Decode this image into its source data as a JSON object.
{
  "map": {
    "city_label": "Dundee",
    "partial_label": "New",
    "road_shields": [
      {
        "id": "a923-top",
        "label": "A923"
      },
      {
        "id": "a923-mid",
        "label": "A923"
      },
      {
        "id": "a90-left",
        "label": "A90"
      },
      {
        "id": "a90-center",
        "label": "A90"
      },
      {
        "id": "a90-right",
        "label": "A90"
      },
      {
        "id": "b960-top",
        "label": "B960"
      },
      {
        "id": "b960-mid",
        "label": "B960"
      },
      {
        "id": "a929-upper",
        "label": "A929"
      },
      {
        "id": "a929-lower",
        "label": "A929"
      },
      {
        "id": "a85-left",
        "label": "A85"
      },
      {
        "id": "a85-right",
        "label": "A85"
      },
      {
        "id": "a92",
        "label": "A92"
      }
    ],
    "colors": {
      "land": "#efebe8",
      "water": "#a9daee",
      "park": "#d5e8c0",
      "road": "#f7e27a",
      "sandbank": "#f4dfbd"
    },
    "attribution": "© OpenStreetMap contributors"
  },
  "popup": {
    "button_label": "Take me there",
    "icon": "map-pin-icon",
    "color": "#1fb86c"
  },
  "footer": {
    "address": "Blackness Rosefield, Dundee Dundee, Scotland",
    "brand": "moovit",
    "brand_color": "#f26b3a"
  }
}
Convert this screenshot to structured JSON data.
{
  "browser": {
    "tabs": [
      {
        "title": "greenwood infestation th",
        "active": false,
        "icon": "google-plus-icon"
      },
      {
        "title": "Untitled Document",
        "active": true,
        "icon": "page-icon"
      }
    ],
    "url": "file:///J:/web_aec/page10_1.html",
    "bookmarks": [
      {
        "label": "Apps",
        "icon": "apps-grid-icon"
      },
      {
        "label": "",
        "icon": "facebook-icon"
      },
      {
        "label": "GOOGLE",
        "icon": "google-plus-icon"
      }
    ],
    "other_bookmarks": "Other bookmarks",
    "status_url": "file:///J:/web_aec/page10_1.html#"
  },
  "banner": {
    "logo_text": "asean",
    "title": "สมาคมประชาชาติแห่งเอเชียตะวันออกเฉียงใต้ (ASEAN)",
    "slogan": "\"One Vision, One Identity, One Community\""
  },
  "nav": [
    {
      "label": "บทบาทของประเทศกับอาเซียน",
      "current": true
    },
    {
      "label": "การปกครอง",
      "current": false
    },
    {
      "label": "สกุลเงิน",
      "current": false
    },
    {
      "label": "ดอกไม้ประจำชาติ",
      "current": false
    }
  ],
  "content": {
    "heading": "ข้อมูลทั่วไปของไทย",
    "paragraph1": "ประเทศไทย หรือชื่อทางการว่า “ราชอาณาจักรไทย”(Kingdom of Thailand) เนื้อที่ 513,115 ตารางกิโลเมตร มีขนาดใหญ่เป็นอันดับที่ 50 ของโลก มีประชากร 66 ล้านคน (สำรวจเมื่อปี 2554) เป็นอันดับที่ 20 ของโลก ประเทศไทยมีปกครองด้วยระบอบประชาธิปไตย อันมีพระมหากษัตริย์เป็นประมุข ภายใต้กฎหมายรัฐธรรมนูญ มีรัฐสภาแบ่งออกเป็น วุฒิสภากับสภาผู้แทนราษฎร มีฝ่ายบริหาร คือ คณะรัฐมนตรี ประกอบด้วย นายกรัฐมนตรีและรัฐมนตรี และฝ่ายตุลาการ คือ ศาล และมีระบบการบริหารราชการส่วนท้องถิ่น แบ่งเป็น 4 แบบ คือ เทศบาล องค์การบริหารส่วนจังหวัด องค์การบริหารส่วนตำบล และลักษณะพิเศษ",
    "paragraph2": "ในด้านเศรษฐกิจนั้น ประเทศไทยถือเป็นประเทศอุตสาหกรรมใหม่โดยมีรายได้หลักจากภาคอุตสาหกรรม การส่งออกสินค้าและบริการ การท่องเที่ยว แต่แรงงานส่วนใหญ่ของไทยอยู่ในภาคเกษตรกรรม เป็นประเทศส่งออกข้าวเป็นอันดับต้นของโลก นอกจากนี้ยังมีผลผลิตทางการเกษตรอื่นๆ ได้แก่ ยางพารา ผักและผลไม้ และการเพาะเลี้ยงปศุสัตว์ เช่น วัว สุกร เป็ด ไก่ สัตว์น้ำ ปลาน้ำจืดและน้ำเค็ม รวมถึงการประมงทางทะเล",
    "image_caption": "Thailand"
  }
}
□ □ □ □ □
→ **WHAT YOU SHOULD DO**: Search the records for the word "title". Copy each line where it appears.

→ **YOUR SOLUTION**:
        "title": "greenwood infestation th",
        "title": "Untitled Document",
    "title": "สมาคมประชาชาติแห่งเอเชียตะวันออกเฉียงใต้ (ASEAN)",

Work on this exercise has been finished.